EXERCISE DATA: Begin

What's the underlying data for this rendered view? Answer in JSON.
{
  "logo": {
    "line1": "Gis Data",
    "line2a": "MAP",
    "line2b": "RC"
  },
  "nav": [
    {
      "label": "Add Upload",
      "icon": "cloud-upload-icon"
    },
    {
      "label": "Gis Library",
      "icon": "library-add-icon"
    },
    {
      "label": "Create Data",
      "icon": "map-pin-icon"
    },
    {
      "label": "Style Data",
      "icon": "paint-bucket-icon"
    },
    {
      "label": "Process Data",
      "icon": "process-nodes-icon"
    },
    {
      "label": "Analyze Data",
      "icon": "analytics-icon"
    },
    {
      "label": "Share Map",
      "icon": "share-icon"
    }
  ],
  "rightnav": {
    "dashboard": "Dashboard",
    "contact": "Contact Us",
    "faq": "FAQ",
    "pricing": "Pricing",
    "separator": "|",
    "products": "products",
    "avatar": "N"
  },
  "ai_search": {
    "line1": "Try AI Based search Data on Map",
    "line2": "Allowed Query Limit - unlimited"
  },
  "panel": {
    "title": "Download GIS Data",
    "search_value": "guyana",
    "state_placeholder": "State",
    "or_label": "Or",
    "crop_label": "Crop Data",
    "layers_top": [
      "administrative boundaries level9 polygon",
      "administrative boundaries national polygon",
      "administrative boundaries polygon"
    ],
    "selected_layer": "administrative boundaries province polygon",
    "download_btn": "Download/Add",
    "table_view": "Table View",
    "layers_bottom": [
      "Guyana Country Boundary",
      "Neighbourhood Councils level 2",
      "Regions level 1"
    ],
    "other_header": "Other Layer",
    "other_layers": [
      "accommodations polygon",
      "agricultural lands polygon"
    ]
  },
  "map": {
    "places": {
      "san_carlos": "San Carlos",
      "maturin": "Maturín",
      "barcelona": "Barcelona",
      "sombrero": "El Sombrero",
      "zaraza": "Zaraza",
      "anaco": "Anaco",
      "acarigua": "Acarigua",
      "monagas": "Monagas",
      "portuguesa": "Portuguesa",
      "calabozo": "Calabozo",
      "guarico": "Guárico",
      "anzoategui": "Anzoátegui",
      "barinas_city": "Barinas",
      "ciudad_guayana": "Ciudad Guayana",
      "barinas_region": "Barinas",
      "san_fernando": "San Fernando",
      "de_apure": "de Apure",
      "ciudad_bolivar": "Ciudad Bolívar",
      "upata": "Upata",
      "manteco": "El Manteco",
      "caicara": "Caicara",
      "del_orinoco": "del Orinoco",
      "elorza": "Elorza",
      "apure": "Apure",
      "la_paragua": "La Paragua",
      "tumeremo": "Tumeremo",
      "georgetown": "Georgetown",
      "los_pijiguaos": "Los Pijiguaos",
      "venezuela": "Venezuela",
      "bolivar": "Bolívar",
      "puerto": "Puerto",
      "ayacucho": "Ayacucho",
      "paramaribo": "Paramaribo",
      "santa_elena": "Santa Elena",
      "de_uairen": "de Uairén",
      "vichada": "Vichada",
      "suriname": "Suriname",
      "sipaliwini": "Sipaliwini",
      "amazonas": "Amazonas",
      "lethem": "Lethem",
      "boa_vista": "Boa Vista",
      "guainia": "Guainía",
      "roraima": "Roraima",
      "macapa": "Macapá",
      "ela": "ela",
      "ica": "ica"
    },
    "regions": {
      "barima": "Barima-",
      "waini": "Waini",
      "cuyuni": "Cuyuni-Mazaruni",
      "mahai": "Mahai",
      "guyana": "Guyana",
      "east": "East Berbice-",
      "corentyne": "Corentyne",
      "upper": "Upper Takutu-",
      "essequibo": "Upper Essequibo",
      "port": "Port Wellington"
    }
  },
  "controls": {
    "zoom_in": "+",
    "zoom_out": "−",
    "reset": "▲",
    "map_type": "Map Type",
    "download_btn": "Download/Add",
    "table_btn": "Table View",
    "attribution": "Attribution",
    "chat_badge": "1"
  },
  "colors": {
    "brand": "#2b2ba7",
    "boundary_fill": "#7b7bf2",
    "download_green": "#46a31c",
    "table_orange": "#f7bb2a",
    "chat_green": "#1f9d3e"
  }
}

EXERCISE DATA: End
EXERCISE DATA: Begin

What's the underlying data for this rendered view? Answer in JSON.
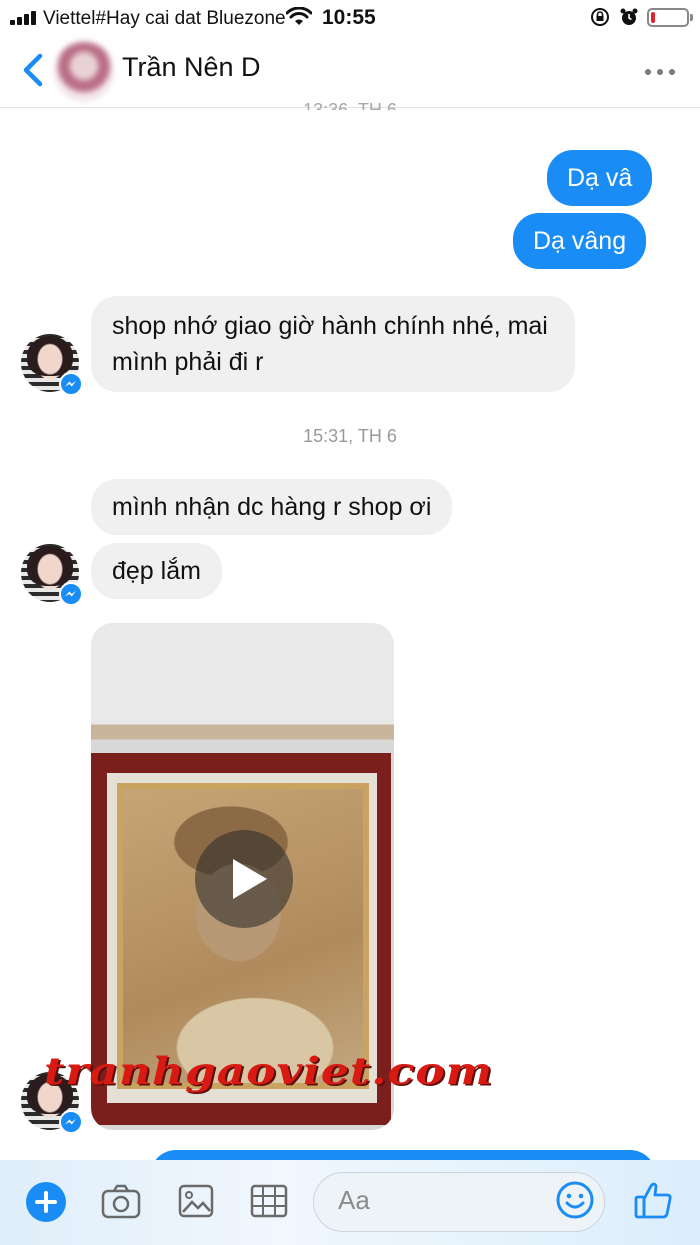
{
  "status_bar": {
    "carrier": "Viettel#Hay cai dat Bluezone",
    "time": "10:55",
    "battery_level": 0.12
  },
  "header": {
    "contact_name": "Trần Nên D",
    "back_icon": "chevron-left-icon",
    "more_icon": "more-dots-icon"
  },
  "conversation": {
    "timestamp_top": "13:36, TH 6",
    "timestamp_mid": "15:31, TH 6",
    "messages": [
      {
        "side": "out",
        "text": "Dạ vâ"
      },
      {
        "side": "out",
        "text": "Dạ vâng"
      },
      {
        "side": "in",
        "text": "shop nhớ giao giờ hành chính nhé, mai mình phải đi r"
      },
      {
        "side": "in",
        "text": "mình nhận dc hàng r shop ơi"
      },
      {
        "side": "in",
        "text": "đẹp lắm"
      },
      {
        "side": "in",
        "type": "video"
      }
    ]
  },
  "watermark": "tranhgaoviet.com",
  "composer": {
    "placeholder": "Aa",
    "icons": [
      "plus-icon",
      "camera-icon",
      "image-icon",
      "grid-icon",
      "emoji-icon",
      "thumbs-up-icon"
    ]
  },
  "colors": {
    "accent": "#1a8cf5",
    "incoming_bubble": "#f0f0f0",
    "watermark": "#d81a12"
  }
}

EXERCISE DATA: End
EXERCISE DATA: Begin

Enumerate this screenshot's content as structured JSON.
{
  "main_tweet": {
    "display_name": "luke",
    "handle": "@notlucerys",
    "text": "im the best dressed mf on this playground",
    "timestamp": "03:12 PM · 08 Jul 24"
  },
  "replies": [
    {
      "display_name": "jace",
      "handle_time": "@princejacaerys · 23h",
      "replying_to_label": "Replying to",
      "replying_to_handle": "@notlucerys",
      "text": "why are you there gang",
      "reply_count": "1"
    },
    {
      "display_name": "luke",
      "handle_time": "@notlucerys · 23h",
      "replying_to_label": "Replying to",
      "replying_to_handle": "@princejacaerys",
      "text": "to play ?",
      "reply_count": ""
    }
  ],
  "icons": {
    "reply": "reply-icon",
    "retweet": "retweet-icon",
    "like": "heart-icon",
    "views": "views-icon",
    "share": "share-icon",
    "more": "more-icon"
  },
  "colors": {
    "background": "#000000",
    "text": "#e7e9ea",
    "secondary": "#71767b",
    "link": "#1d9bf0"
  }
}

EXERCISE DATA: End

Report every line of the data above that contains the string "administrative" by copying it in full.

      "administrative boundaries level9 polygon",
      "administrative boundaries national polygon",
      "administrative boundaries polygon"
    "selected_layer": "administrative boundaries province polygon",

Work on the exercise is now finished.